**Data to examine**
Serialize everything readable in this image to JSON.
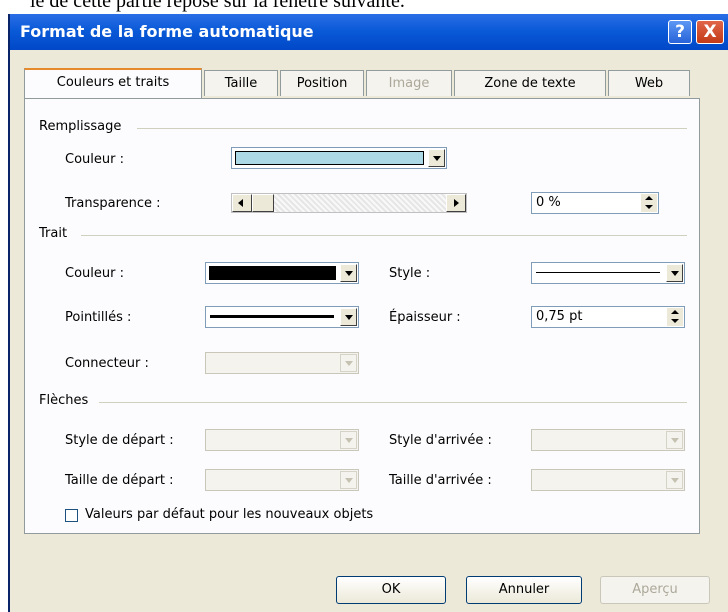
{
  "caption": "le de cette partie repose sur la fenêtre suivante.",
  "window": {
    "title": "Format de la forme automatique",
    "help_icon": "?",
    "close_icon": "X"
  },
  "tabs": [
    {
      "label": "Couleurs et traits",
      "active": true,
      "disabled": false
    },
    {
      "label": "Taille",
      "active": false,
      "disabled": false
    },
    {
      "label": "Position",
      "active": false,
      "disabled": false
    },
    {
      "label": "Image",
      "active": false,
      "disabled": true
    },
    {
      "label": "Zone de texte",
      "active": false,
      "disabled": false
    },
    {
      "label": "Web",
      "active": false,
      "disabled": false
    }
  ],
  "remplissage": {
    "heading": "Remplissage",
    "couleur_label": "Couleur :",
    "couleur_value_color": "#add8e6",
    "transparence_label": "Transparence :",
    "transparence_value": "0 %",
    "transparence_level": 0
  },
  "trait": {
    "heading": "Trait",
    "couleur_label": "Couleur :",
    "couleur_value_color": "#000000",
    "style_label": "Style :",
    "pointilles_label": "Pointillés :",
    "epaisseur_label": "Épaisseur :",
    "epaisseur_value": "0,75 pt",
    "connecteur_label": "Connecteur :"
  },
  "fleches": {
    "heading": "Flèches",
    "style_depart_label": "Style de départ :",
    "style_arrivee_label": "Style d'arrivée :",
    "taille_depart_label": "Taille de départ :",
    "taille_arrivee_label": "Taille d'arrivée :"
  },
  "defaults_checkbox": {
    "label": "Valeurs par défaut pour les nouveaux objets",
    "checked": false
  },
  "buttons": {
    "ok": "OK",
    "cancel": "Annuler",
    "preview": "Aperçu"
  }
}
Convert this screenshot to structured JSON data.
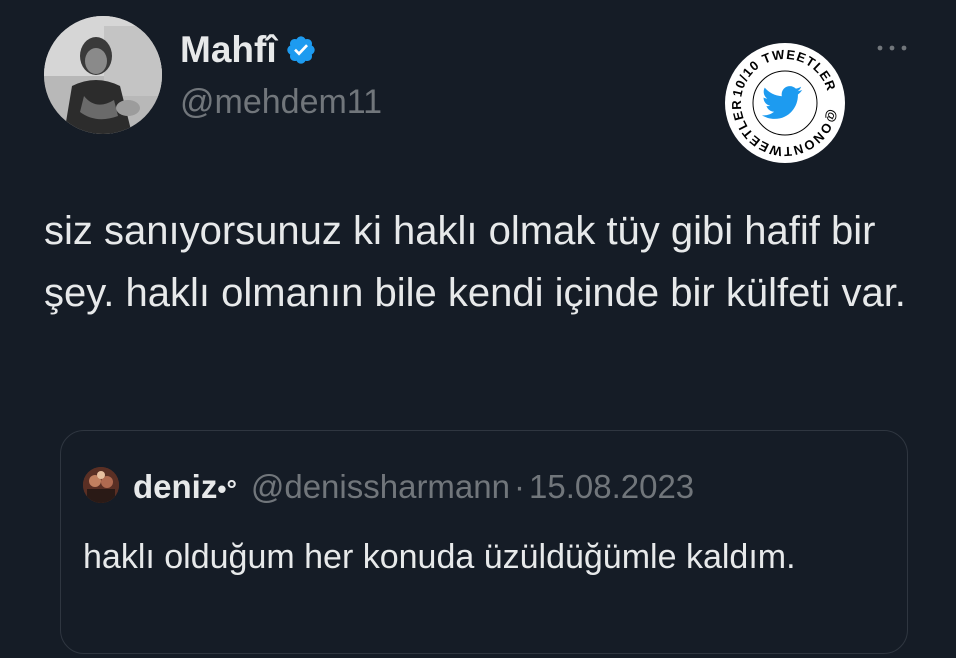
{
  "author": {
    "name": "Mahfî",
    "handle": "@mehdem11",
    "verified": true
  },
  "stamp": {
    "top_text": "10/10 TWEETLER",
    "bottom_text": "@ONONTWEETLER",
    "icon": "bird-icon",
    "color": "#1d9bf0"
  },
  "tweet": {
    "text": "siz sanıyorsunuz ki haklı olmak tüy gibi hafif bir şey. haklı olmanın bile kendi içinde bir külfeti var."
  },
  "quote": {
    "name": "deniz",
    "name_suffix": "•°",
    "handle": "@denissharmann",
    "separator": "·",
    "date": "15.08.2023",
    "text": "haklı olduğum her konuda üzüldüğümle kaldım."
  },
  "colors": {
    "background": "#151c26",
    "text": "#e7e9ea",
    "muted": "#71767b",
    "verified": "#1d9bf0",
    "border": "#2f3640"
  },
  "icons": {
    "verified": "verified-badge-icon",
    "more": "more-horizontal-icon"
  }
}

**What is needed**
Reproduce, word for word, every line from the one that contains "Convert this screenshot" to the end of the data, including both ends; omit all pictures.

**Exercise answer**
Convert this screenshot to structured JSON data.
{
  "author": {
    "name": "Mahfî",
    "handle": "@mehdem11",
    "verified": true
  },
  "stamp": {
    "top_text": "10/10 TWEETLER",
    "bottom_text": "@ONONTWEETLER",
    "icon": "bird-icon",
    "color": "#1d9bf0"
  },
  "tweet": {
    "text": "siz sanıyorsunuz ki haklı olmak tüy gibi hafif bir şey. haklı olmanın bile kendi içinde bir külfeti var."
  },
  "quote": {
    "name": "deniz",
    "name_suffix": "•°",
    "handle": "@denissharmann",
    "separator": "·",
    "date": "15.08.2023",
    "text": "haklı olduğum her konuda üzüldüğümle kaldım."
  },
  "colors": {
    "background": "#151c26",
    "text": "#e7e9ea",
    "muted": "#71767b",
    "verified": "#1d9bf0",
    "border": "#2f3640"
  },
  "icons": {
    "verified": "verified-badge-icon",
    "more": "more-horizontal-icon"
  }
}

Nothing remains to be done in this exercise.